In his writings, Spencer frequently attributed all the lawlessness and blight he saw in the streets of Over-the-Rhine to "thugs" and "prostitutes." This is how Spencer conceived of economic and racial disparities in the rapidly gentrifying area of downtown Cincinnati: (black) thugs and prostitutes vs. (white) business owners like him who had dedicated themselves to the virtuous cause of "revitalization" (i.e., making money). In his official campaign materials he's careful to totally scrub these issues of any mention of race, though anyone who knows anything about broken-window policing can read between the lines easily enough. But Spencer was much more explicit about who exactly he sees as the criminal class on his blog, where he frequently let his hair down and got racist af.
- Here's Nick Spencer blaming a local shootout on a black radio station owner and a rap song (about racial profiling, of all things):
- Here's Spencer blaming the same shootout on random black club owners:
- Here's Spencer talking about his plans to spearhead a community effort to block the same black club owners from leasing a space in Over-the-Rhine:
- Here's Spencer making fun of a black mother for worrying about the way in which the police handled the arrest of her 18-year-old child:
"Hilarious." --Nick Spencer on police brutality
IV. Spencer's Persecution Complex
Nick Spencer wanted to terrorize, incarcerate, and otherwise displace poor people and small-time criminals first and foremost for business reasons, but he also believed that his personal safety was on the line.

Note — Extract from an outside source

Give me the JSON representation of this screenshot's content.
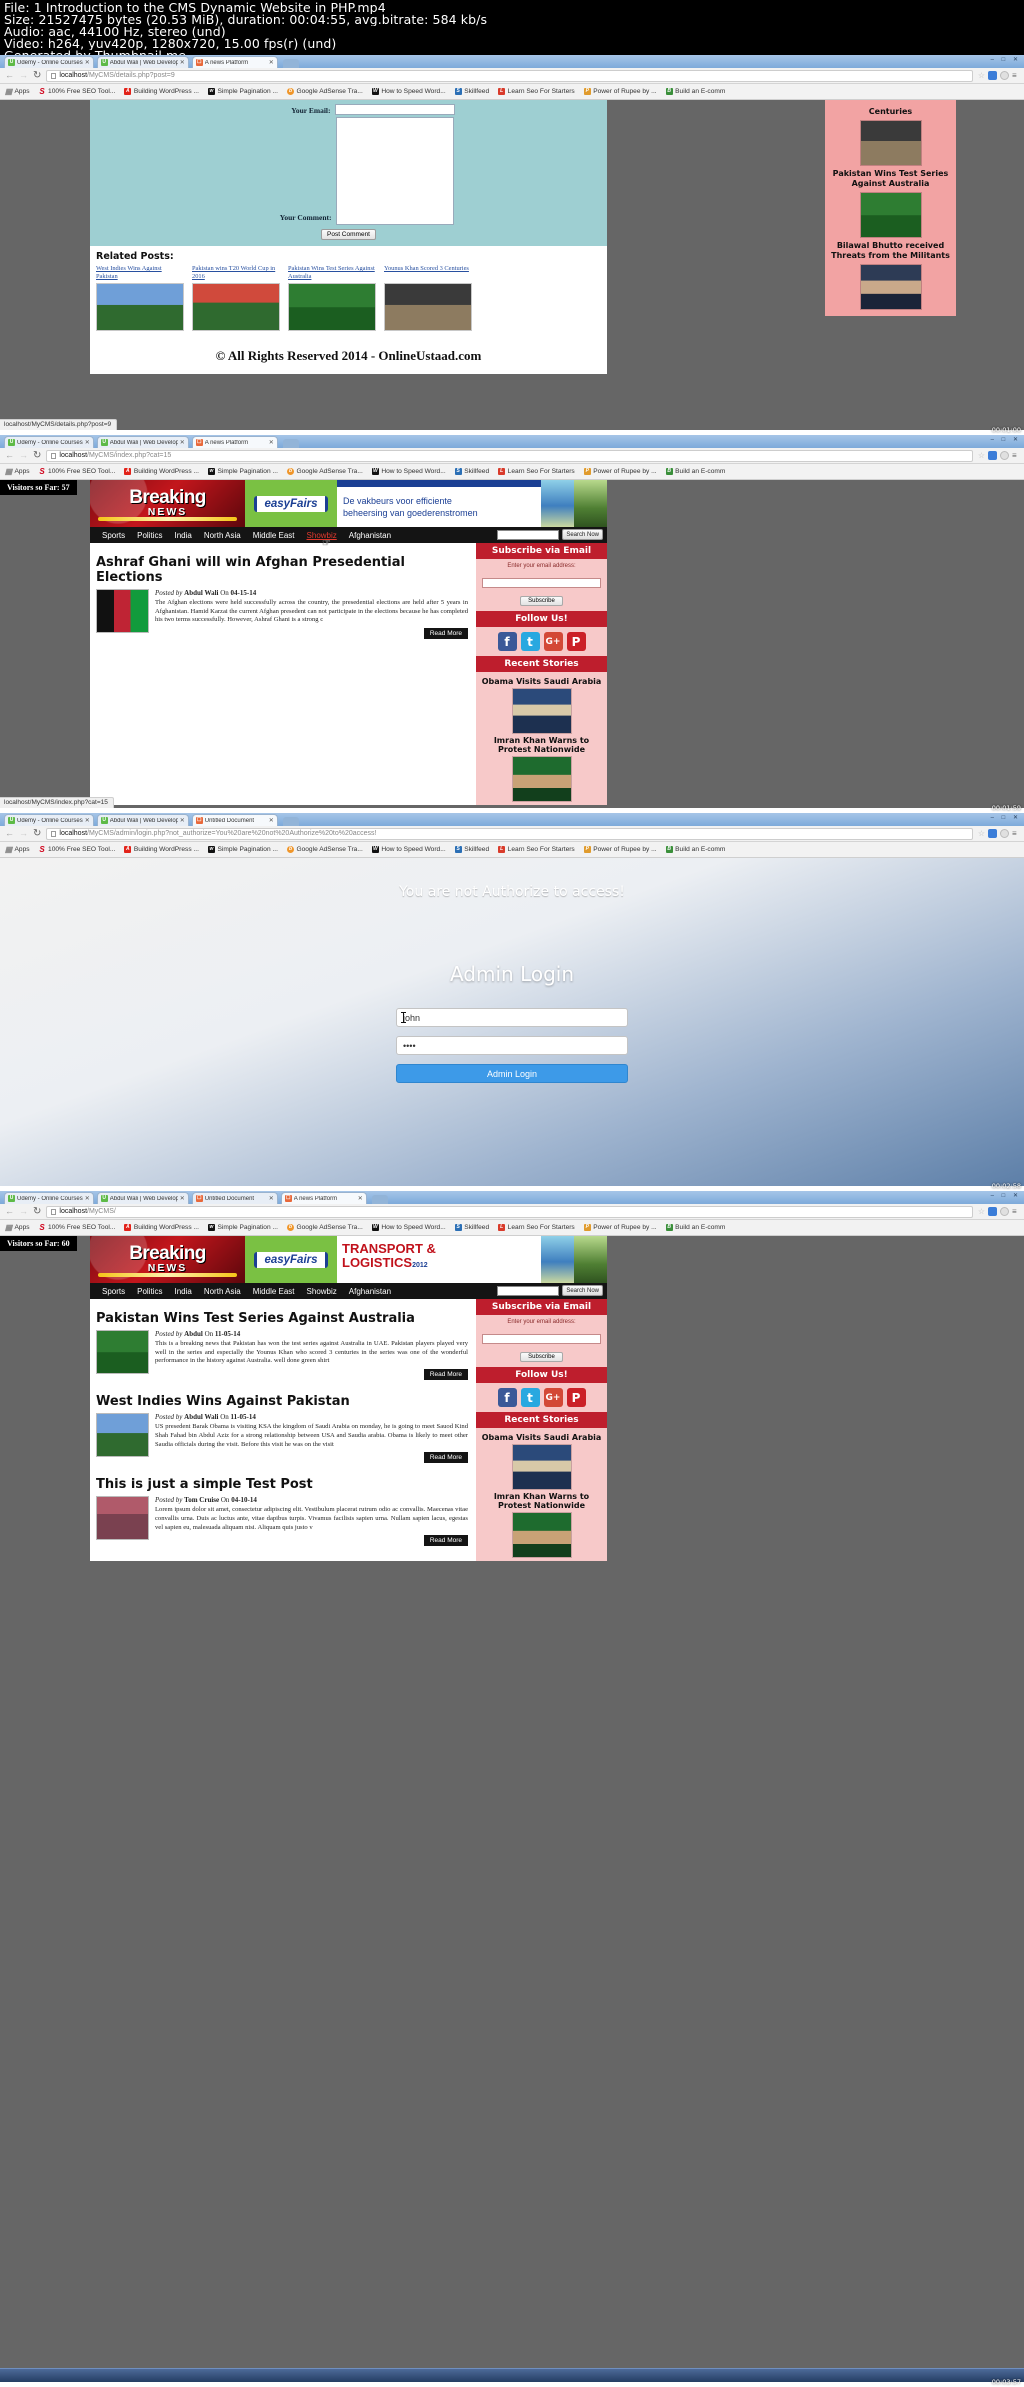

Personal safety is another running theme you'll notice if you take the time to look at what Nick Spencer has written over the years. Take, for example, this early 2005 blog post in which Spencer seems to believe that he was being pursued by a cabal of "drug dealer and hooker" assassins:
His paranoid campaign to paint (presumably) unarmed criminals as violent psychopaths who were hellbent on ruining his life continued through the remainder of his campaign. Check out this incredible excerpt from "Spencer Under Siege," a June 2005 article from CityBeat:
Note the invocation of an imaginary gun: "When the pimp reached into a corner trash can, Spencer thought that he was going for a stashed gun. He drove off before seeing what came up in the man's hand."
The intersection of art and the political ideologies of creators is far from straightforward. I leave you to your own conclusions. I just want to state for the record that Nick Spencer's political campaign in 2005 involved a proposal to eliminate all human services in the city of Cincinnati in order to fund the brutalization, imprisonment, and/or relocation of the poor black people that he worried were devaluing his bar and threatening his safety. He also, behind the scenes, routinely lobbed ludicrous allegations of responsibility against black business owners regarding crimes that they plainly had nothing to do with. Ultimately, Nick Spencer "revitalized" downtown Cincinnati by getting evicted, stiffing contractors, and moving to another state to begin his new life as a comics writer. He now spends his days writing stories about how Captain America is a nazi and feeling persecuted by social justice warriors and comics critics on Twitter dot com.